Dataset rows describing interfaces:
═══

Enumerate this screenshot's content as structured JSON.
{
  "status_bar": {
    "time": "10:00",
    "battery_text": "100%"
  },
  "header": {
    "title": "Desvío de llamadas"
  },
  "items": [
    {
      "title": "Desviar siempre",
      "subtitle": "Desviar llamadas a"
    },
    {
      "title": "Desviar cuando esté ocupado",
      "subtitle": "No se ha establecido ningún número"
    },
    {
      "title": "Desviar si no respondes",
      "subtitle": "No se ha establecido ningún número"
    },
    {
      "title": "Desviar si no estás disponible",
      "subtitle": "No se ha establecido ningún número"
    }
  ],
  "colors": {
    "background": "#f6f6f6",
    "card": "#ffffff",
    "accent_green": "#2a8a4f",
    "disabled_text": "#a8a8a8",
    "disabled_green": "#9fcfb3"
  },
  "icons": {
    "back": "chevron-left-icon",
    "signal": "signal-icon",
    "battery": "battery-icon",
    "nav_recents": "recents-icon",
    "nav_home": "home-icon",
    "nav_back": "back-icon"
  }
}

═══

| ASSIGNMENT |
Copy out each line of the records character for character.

| WORKED SOLUTION |
Enumerate this screenshot's content as structured JSON.
{
  "status_bar": {
    "time": "10:00",
    "battery_text": "100%"
  },
  "header": {
    "title": "Desvío de llamadas"
  },
  "items": [
    {
      "title": "Desviar siempre",
      "subtitle": "Desviar llamadas a"
    },
    {
      "title": "Desviar cuando esté ocupado",
      "subtitle": "No se ha establecido ningún número"
    },
    {
      "title": "Desviar si no respondes",
      "subtitle": "No se ha establecido ningún número"
    },
    {
      "title": "Desviar si no estás disponible",
      "subtitle": "No se ha establecido ningún número"
    }
  ],
  "colors": {
    "background": "#f6f6f6",
    "card": "#ffffff",
    "accent_green": "#2a8a4f",
    "disabled_text": "#a8a8a8",
    "disabled_green": "#9fcfb3"
  },
  "icons": {
    "back": "chevron-left-icon",
    "signal": "signal-icon",
    "battery": "battery-icon",
    "nav_recents": "recents-icon",
    "nav_home": "home-icon",
    "nav_back": "back-icon"
  }
}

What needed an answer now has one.